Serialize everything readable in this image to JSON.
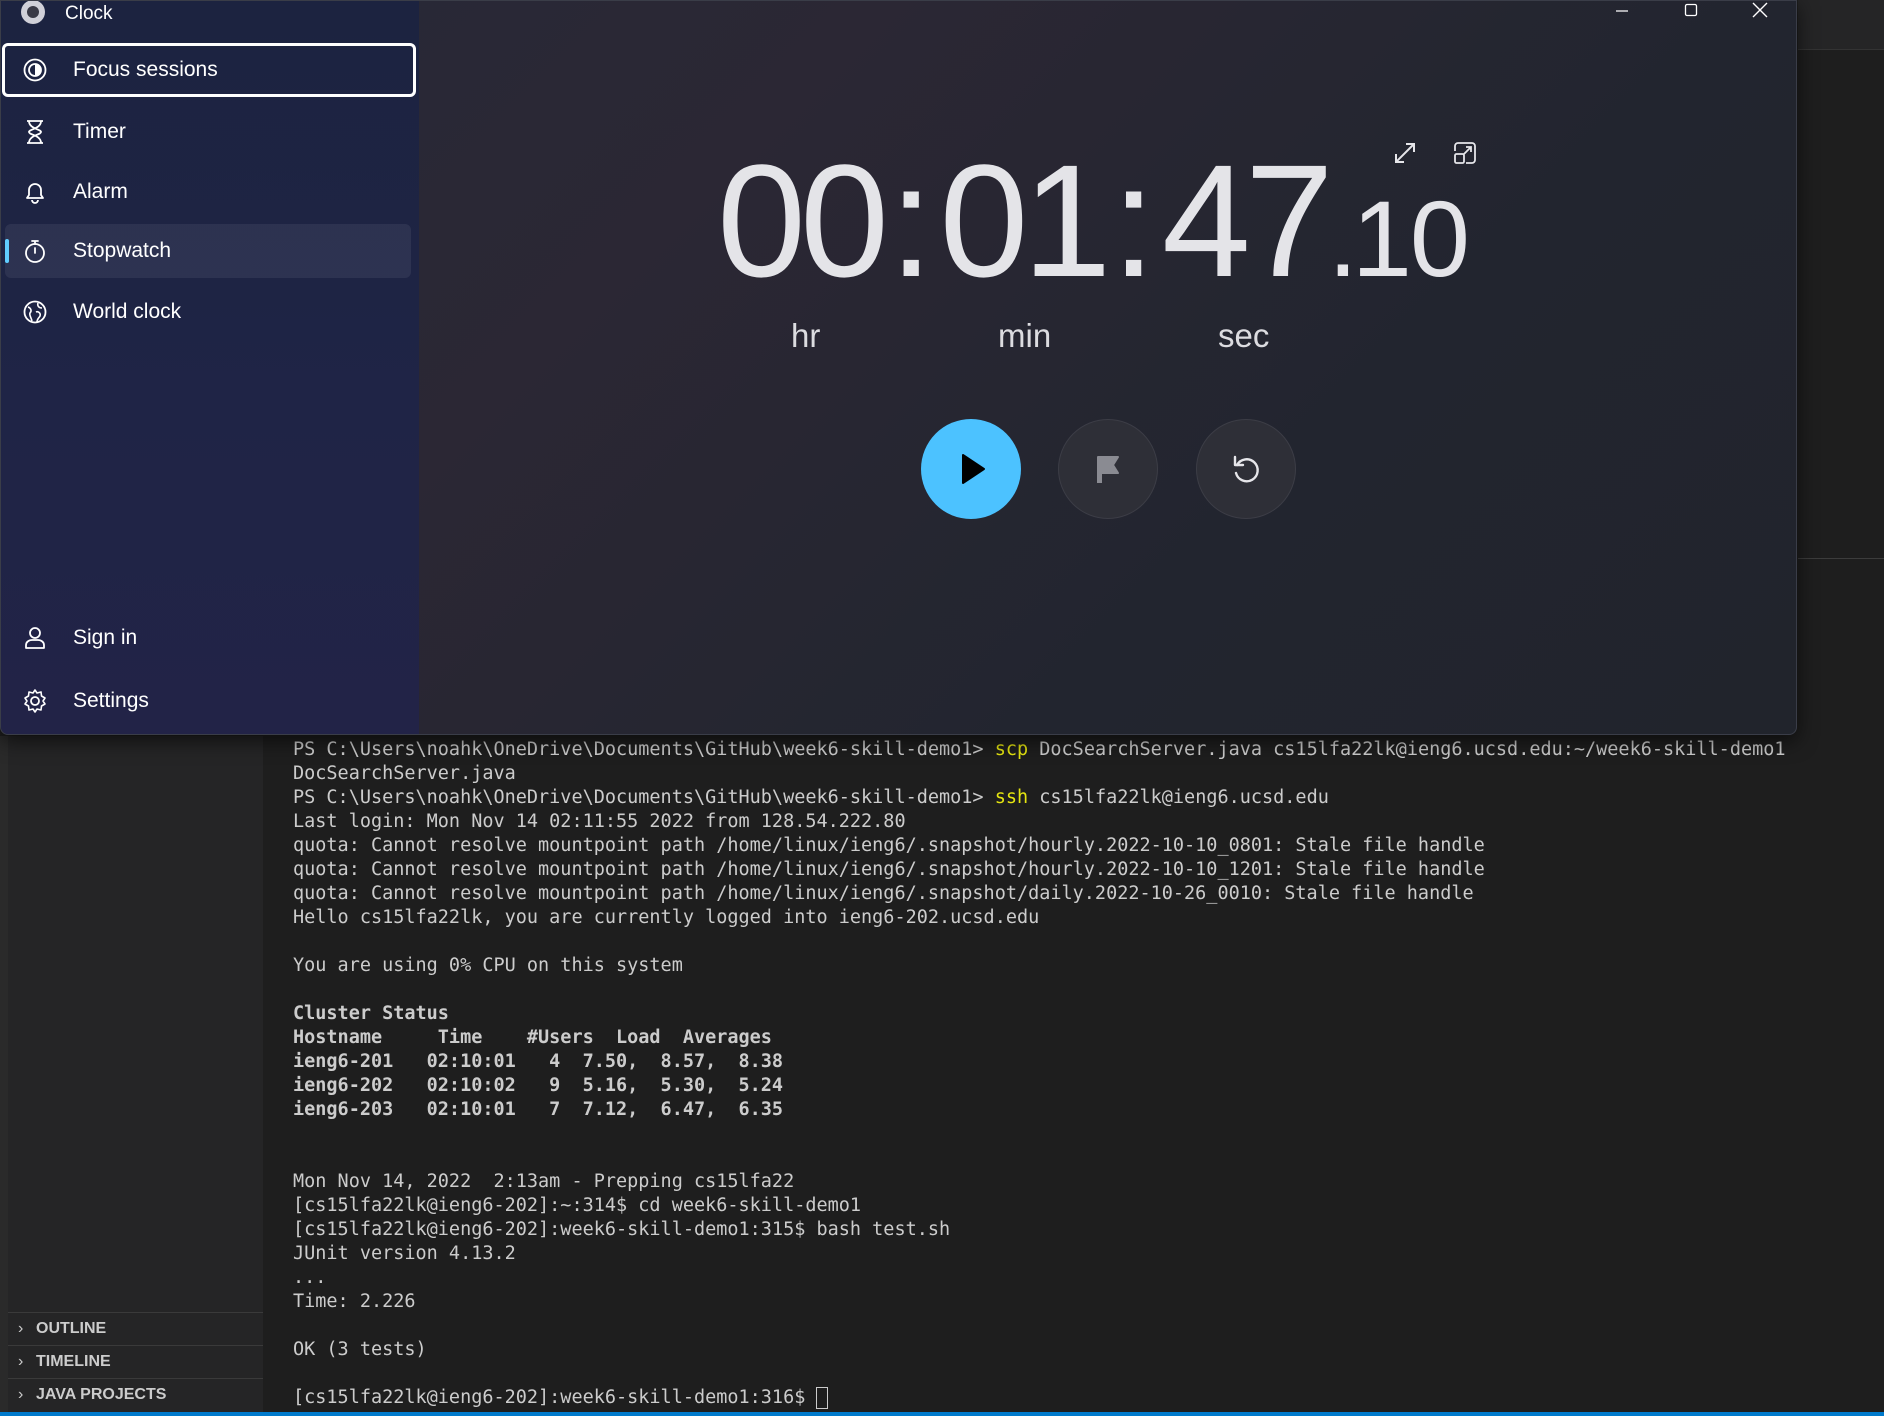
{
  "clock_app": {
    "title": "Clock",
    "nav": {
      "items": [
        {
          "label": "Focus sessions",
          "icon": "focus-icon"
        },
        {
          "label": "Timer",
          "icon": "hourglass-icon"
        },
        {
          "label": "Alarm",
          "icon": "bell-icon"
        },
        {
          "label": "Stopwatch",
          "icon": "stopwatch-icon"
        },
        {
          "label": "World clock",
          "icon": "globe-icon"
        }
      ],
      "footer": [
        {
          "label": "Sign in",
          "icon": "person-icon"
        },
        {
          "label": "Settings",
          "icon": "gear-icon"
        }
      ],
      "selected": "Stopwatch",
      "focused": "Focus sessions"
    },
    "stopwatch": {
      "hours": "00",
      "minutes": "01",
      "seconds": "47",
      "fraction": "10",
      "unit_labels": {
        "hr": "hr",
        "min": "min",
        "sec": "sec"
      }
    },
    "colors": {
      "accent": "#4cc2ff",
      "selection_pill": "#60cdff"
    }
  },
  "vscode": {
    "panels": {
      "outline": "OUTLINE",
      "timeline": "TIMELINE",
      "java_projects": "JAVA PROJECTS"
    },
    "terminal": {
      "lines": [
        {
          "parts": [
            {
              "t": "PS C:\\Users\\noahk\\OneDrive\\Documents\\GitHub\\week6-skill-demo1> "
            },
            {
              "t": "scp",
              "c": "yellow"
            },
            {
              "t": " DocSearchServer.java cs15lfa22lk@ieng6.ucsd.edu:~/week6-skill-demo1"
            }
          ]
        },
        {
          "parts": [
            {
              "t": "DocSearchServer.java"
            }
          ]
        },
        {
          "parts": [
            {
              "t": "PS C:\\Users\\noahk\\OneDrive\\Documents\\GitHub\\week6-skill-demo1> "
            },
            {
              "t": "ssh",
              "c": "yellow"
            },
            {
              "t": " cs15lfa22lk@ieng6.ucsd.edu"
            }
          ]
        },
        {
          "parts": [
            {
              "t": "Last login: Mon Nov 14 02:11:55 2022 from 128.54.222.80"
            }
          ]
        },
        {
          "parts": [
            {
              "t": "quota: Cannot resolve mountpoint path /home/linux/ieng6/.snapshot/hourly.2022-10-10_0801: Stale file handle"
            }
          ]
        },
        {
          "parts": [
            {
              "t": "quota: Cannot resolve mountpoint path /home/linux/ieng6/.snapshot/hourly.2022-10-10_1201: Stale file handle"
            }
          ]
        },
        {
          "parts": [
            {
              "t": "quota: Cannot resolve mountpoint path /home/linux/ieng6/.snapshot/daily.2022-10-26_0010: Stale file handle"
            }
          ]
        },
        {
          "parts": [
            {
              "t": "Hello cs15lfa22lk, you are currently logged into ieng6-202.ucsd.edu"
            }
          ]
        },
        {
          "parts": [
            {
              "t": ""
            }
          ]
        },
        {
          "parts": [
            {
              "t": "You are using 0% CPU on this system"
            }
          ]
        },
        {
          "parts": [
            {
              "t": ""
            }
          ]
        },
        {
          "parts": [
            {
              "t": "Cluster Status"
            }
          ],
          "bold": true
        },
        {
          "parts": [
            {
              "t": "Hostname     Time    #Users  Load  Averages"
            }
          ],
          "bold": true
        },
        {
          "parts": [
            {
              "t": "ieng6-201   02:10:01   4  7.50,  8.57,  8.38"
            }
          ],
          "bold": true
        },
        {
          "parts": [
            {
              "t": "ieng6-202   02:10:02   9  5.16,  5.30,  5.24"
            }
          ],
          "bold": true
        },
        {
          "parts": [
            {
              "t": "ieng6-203   02:10:01   7  7.12,  6.47,  6.35"
            }
          ],
          "bold": true
        },
        {
          "parts": [
            {
              "t": ""
            }
          ]
        },
        {
          "parts": [
            {
              "t": ""
            }
          ]
        },
        {
          "parts": [
            {
              "t": "Mon Nov 14, 2022  2:13am - Prepping cs15lfa22"
            }
          ]
        },
        {
          "parts": [
            {
              "t": "[cs15lfa22lk@ieng6-202]:~:314$ cd week6-skill-demo1"
            }
          ]
        },
        {
          "parts": [
            {
              "t": "[cs15lfa22lk@ieng6-202]:week6-skill-demo1:315$ bash test.sh"
            }
          ]
        },
        {
          "parts": [
            {
              "t": "JUnit version 4.13.2"
            }
          ]
        },
        {
          "parts": [
            {
              "t": "..."
            }
          ]
        },
        {
          "parts": [
            {
              "t": "Time: 2.226"
            }
          ]
        },
        {
          "parts": [
            {
              "t": ""
            }
          ]
        },
        {
          "parts": [
            {
              "t": "OK (3 tests)"
            }
          ]
        },
        {
          "parts": [
            {
              "t": ""
            }
          ]
        },
        {
          "parts": [
            {
              "t": "[cs15lfa22lk@ieng6-202]:week6-skill-demo1:316$ "
            }
          ],
          "cursor": true
        }
      ]
    }
  }
}
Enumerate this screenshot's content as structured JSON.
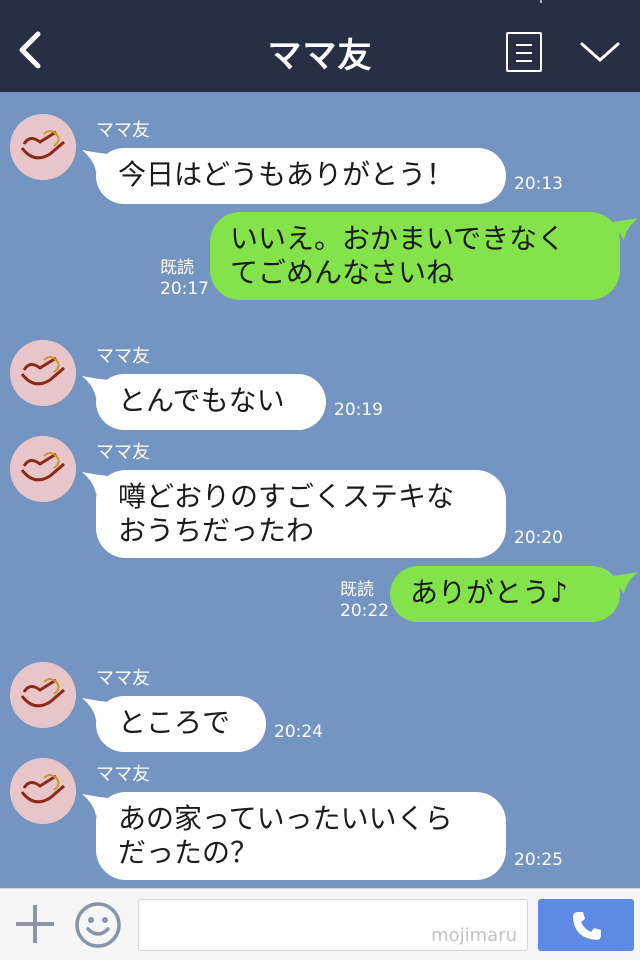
{
  "header": {
    "title": "ママ友"
  },
  "messages": [
    {
      "sender": "ママ友",
      "text": "今日はどうもありがとう！",
      "time": "20:13"
    },
    {
      "text_lines": [
        "いいえ。おかまいできなく",
        "てごめんなさいね"
      ],
      "read": "既読",
      "time": "20:17"
    },
    {
      "sender": "ママ友",
      "text": "とんでもない",
      "time": "20:19"
    },
    {
      "sender": "ママ友",
      "text_lines": [
        "噂どおりのすごくステキな",
        "おうちだったわ"
      ],
      "time": "20:20"
    },
    {
      "text": "ありがとう♪",
      "read": "既読",
      "time": "20:22"
    },
    {
      "sender": "ママ友",
      "text": "ところで",
      "time": "20:24"
    },
    {
      "sender": "ママ友",
      "text_lines": [
        "あの家っていったいいくら",
        "だったの？"
      ],
      "time": "20:25"
    }
  ],
  "input": {
    "value": "",
    "watermark": "mojimaru"
  },
  "colors": {
    "header": "#262f44",
    "chat_bg": "#7494c2",
    "outgoing": "#84e34b",
    "send": "#5d8be3"
  },
  "icons": [
    "back-icon",
    "menu-icon",
    "chevron-down-icon",
    "plus-icon",
    "smile-icon",
    "phone-icon"
  ]
}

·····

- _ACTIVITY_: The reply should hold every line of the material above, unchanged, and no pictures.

- _TASK OUTPUT_:
Serialize everything readable in this image to JSON.
{
  "clock_app": {
    "title": "Clock",
    "nav": {
      "items": [
        {
          "label": "Focus sessions",
          "icon": "focus-icon"
        },
        {
          "label": "Timer",
          "icon": "hourglass-icon"
        },
        {
          "label": "Alarm",
          "icon": "bell-icon"
        },
        {
          "label": "Stopwatch",
          "icon": "stopwatch-icon"
        },
        {
          "label": "World clock",
          "icon": "globe-icon"
        }
      ],
      "footer": [
        {
          "label": "Sign in",
          "icon": "person-icon"
        },
        {
          "label": "Settings",
          "icon": "gear-icon"
        }
      ],
      "selected": "Stopwatch",
      "focused": "Focus sessions"
    },
    "stopwatch": {
      "hours": "00",
      "minutes": "01",
      "seconds": "47",
      "fraction": "10",
      "unit_labels": {
        "hr": "hr",
        "min": "min",
        "sec": "sec"
      }
    },
    "colors": {
      "accent": "#4cc2ff",
      "selection_pill": "#60cdff"
    }
  },
  "vscode": {
    "panels": {
      "outline": "OUTLINE",
      "timeline": "TIMELINE",
      "java_projects": "JAVA PROJECTS"
    },
    "terminal": {
      "lines": [
        {
          "parts": [
            {
              "t": "PS C:\\Users\\noahk\\OneDrive\\Documents\\GitHub\\week6-skill-demo1> "
            },
            {
              "t": "scp",
              "c": "yellow"
            },
            {
              "t": " DocSearchServer.java cs15lfa22lk@ieng6.ucsd.edu:~/week6-skill-demo1"
            }
          ]
        },
        {
          "parts": [
            {
              "t": "DocSearchServer.java"
            }
          ]
        },
        {
          "parts": [
            {
              "t": "PS C:\\Users\\noahk\\OneDrive\\Documents\\GitHub\\week6-skill-demo1> "
            },
            {
              "t": "ssh",
              "c": "yellow"
            },
            {
              "t": " cs15lfa22lk@ieng6.ucsd.edu"
            }
          ]
        },
        {
          "parts": [
            {
              "t": "Last login: Mon Nov 14 02:11:55 2022 from 128.54.222.80"
            }
          ]
        },
        {
          "parts": [
            {
              "t": "quota: Cannot resolve mountpoint path /home/linux/ieng6/.snapshot/hourly.2022-10-10_0801: Stale file handle"
            }
          ]
        },
        {
          "parts": [
            {
              "t": "quota: Cannot resolve mountpoint path /home/linux/ieng6/.snapshot/hourly.2022-10-10_1201: Stale file handle"
            }
          ]
        },
        {
          "parts": [
            {
              "t": "quota: Cannot resolve mountpoint path /home/linux/ieng6/.snapshot/daily.2022-10-26_0010: Stale file handle"
            }
          ]
        },
        {
          "parts": [
            {
              "t": "Hello cs15lfa22lk, you are currently logged into ieng6-202.ucsd.edu"
            }
          ]
        },
        {
          "parts": [
            {
              "t": ""
            }
          ]
        },
        {
          "parts": [
            {
              "t": "You are using 0% CPU on this system"
            }
          ]
        },
        {
          "parts": [
            {
              "t": ""
            }
          ]
        },
        {
          "parts": [
            {
              "t": "Cluster Status"
            }
          ],
          "bold": true
        },
        {
          "parts": [
            {
              "t": "Hostname     Time    #Users  Load  Averages"
            }
          ],
          "bold": true
        },
        {
          "parts": [
            {
              "t": "ieng6-201   02:10:01   4  7.50,  8.57,  8.38"
            }
          ],
          "bold": true
        },
        {
          "parts": [
            {
              "t": "ieng6-202   02:10:02   9  5.16,  5.30,  5.24"
            }
          ],
          "bold": true
        },
        {
          "parts": [
            {
              "t": "ieng6-203   02:10:01   7  7.12,  6.47,  6.35"
            }
          ],
          "bold": true
        },
        {
          "parts": [
            {
              "t": ""
            }
          ]
        },
        {
          "parts": [
            {
              "t": ""
            }
          ]
        },
        {
          "parts": [
            {
              "t": "Mon Nov 14, 2022  2:13am - Prepping cs15lfa22"
            }
          ]
        },
        {
          "parts": [
            {
              "t": "[cs15lfa22lk@ieng6-202]:~:314$ cd week6-skill-demo1"
            }
          ]
        },
        {
          "parts": [
            {
              "t": "[cs15lfa22lk@ieng6-202]:week6-skill-demo1:315$ bash test.sh"
            }
          ]
        },
        {
          "parts": [
            {
              "t": "JUnit version 4.13.2"
            }
          ]
        },
        {
          "parts": [
            {
              "t": "..."
            }
          ]
        },
        {
          "parts": [
            {
              "t": "Time: 2.226"
            }
          ]
        },
        {
          "parts": [
            {
              "t": ""
            }
          ]
        },
        {
          "parts": [
            {
              "t": "OK (3 tests)"
            }
          ]
        },
        {
          "parts": [
            {
              "t": ""
            }
          ]
        },
        {
          "parts": [
            {
              "t": "[cs15lfa22lk@ieng6-202]:week6-skill-demo1:316$ "
            }
          ],
          "cursor": true
        }
      ]
    }
  }
}
Enumerate this screenshot's content as structured JSON.
{
  "header": {
    "title": "ママ友"
  },
  "messages": [
    {
      "sender": "ママ友",
      "text": "今日はどうもありがとう！",
      "time": "20:13"
    },
    {
      "text_lines": [
        "いいえ。おかまいできなく",
        "てごめんなさいね"
      ],
      "read": "既読",
      "time": "20:17"
    },
    {
      "sender": "ママ友",
      "text": "とんでもない",
      "time": "20:19"
    },
    {
      "sender": "ママ友",
      "text_lines": [
        "噂どおりのすごくステキな",
        "おうちだったわ"
      ],
      "time": "20:20"
    },
    {
      "text": "ありがとう♪",
      "read": "既読",
      "time": "20:22"
    },
    {
      "sender": "ママ友",
      "text": "ところで",
      "time": "20:24"
    },
    {
      "sender": "ママ友",
      "text_lines": [
        "あの家っていったいいくら",
        "だったの？"
      ],
      "time": "20:25"
    }
  ],
  "input": {
    "value": "",
    "watermark": "mojimaru"
  },
  "colors": {
    "header": "#262f44",
    "chat_bg": "#7494c2",
    "outgoing": "#84e34b",
    "send": "#5d8be3"
  },
  "icons": [
    "back-icon",
    "menu-icon",
    "chevron-down-icon",
    "plus-icon",
    "smile-icon",
    "phone-icon"
  ]
}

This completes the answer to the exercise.